### Problem statement
Using the string "JSON" as the key, pull each matching line out of the records below.

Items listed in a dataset
>>>>>
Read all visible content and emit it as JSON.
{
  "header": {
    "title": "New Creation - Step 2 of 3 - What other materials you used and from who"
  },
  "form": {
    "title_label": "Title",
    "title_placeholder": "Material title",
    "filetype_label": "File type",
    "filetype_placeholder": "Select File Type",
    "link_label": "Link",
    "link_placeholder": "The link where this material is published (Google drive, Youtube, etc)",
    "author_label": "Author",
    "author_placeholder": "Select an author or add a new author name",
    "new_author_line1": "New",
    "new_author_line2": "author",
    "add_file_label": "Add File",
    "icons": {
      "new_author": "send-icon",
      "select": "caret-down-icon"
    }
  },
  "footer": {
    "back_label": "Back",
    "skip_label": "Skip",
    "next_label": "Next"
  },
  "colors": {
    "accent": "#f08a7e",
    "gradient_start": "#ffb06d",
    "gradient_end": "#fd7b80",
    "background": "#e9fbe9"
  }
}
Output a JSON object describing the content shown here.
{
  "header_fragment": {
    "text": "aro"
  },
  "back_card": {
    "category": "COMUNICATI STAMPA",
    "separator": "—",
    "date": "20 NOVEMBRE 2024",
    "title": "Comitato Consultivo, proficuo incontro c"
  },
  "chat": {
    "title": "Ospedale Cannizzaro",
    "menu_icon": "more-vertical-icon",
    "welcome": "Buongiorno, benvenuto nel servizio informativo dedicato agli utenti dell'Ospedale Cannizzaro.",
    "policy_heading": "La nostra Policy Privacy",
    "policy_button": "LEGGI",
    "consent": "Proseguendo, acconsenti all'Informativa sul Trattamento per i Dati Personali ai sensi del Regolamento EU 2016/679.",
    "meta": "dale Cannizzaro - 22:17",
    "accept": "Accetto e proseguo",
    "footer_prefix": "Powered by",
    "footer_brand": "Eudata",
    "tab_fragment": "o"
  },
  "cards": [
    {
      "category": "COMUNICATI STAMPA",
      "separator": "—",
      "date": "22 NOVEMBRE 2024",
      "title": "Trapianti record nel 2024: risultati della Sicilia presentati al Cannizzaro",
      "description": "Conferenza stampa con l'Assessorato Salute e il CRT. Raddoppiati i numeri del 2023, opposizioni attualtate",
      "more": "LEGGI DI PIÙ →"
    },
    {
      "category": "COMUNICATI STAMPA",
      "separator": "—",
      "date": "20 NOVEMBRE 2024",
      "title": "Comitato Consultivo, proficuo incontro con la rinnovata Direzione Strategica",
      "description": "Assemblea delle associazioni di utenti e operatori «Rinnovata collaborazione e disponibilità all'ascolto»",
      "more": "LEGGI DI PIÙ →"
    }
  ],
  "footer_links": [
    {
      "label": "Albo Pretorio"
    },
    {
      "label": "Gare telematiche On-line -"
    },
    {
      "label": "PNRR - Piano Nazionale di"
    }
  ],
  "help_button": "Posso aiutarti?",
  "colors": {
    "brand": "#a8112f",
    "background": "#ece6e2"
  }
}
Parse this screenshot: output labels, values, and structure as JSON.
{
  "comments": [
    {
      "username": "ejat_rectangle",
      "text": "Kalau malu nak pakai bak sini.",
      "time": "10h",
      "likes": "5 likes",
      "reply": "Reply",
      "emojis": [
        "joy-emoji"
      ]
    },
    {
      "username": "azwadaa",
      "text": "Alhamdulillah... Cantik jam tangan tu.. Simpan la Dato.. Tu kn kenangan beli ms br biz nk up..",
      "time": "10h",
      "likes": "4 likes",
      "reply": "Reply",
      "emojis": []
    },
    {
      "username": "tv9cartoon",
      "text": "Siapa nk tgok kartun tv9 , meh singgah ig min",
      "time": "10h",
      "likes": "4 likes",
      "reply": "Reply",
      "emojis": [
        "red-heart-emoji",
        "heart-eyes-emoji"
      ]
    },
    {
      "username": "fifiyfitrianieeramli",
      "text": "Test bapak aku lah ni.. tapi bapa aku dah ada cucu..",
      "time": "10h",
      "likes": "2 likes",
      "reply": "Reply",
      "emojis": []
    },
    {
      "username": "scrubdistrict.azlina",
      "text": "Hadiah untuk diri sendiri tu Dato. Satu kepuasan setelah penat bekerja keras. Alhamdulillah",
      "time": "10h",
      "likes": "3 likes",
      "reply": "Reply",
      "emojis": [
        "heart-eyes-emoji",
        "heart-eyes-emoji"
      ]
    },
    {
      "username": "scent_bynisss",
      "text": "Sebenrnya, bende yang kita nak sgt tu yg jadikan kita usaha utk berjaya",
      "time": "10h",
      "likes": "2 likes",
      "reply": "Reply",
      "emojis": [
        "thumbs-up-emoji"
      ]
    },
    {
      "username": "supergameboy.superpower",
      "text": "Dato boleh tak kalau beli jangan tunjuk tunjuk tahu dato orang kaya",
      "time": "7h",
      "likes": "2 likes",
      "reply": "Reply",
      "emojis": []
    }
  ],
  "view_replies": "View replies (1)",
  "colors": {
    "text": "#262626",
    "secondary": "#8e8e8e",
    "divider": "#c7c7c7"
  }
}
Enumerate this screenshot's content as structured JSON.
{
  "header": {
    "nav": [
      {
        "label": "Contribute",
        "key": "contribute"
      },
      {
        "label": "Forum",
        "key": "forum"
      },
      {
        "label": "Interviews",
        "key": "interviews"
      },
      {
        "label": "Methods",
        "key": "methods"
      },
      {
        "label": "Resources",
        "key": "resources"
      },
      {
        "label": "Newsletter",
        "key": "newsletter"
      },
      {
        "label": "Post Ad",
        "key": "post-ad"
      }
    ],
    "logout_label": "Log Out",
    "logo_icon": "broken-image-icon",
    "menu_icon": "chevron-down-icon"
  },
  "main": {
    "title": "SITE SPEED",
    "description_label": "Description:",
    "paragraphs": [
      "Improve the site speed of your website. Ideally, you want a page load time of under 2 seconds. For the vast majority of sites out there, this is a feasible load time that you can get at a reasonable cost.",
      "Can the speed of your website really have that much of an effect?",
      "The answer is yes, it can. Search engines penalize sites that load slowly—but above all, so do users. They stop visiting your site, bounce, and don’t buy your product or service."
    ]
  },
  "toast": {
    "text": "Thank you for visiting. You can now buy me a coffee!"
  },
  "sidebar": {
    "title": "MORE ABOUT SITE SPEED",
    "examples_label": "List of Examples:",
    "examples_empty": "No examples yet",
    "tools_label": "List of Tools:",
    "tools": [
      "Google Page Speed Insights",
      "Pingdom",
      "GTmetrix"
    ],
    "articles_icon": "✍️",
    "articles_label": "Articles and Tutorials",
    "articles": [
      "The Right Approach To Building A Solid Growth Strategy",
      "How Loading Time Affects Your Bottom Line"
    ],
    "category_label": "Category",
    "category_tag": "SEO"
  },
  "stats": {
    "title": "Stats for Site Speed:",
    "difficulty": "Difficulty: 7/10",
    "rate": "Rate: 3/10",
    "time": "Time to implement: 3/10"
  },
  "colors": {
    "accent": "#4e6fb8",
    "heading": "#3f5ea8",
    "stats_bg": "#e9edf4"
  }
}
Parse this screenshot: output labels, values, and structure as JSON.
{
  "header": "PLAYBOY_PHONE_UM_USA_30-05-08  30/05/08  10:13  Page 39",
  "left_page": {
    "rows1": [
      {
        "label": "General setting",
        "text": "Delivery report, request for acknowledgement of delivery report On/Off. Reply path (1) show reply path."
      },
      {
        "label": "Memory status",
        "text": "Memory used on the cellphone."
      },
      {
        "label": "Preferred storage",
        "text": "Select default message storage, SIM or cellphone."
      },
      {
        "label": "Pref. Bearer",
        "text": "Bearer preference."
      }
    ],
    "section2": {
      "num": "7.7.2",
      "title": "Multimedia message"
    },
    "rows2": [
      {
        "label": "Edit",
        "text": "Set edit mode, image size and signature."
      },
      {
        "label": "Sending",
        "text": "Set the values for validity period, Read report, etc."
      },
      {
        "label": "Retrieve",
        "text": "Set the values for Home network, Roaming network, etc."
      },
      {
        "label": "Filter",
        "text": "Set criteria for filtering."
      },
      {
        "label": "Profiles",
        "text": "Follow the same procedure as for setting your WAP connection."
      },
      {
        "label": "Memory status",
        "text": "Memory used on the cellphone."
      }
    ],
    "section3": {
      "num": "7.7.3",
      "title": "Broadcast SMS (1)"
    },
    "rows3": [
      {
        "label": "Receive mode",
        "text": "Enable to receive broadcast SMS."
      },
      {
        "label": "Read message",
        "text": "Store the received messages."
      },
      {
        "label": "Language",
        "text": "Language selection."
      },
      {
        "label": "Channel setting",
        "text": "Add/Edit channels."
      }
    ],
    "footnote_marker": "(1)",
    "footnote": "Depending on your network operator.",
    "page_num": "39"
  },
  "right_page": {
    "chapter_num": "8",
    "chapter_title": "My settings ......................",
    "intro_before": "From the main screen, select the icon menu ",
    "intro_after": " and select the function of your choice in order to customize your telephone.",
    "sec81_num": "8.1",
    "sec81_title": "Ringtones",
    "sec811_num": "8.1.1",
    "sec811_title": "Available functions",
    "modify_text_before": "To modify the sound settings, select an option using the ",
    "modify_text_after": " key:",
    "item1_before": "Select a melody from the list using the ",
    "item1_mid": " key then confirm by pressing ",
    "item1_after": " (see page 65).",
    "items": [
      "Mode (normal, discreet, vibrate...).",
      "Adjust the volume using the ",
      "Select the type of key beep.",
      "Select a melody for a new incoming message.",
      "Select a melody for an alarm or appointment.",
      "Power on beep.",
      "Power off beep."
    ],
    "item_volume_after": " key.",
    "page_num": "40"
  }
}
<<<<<
### The completed task
Read all visible content and emit it as JSON.
Output a JSON object describing the content shown here.
Parse this screenshot: output labels, values, and structure as JSON.
Enumerate this screenshot's content as structured JSON.
Parse this screenshot: output labels, values, and structure as JSON.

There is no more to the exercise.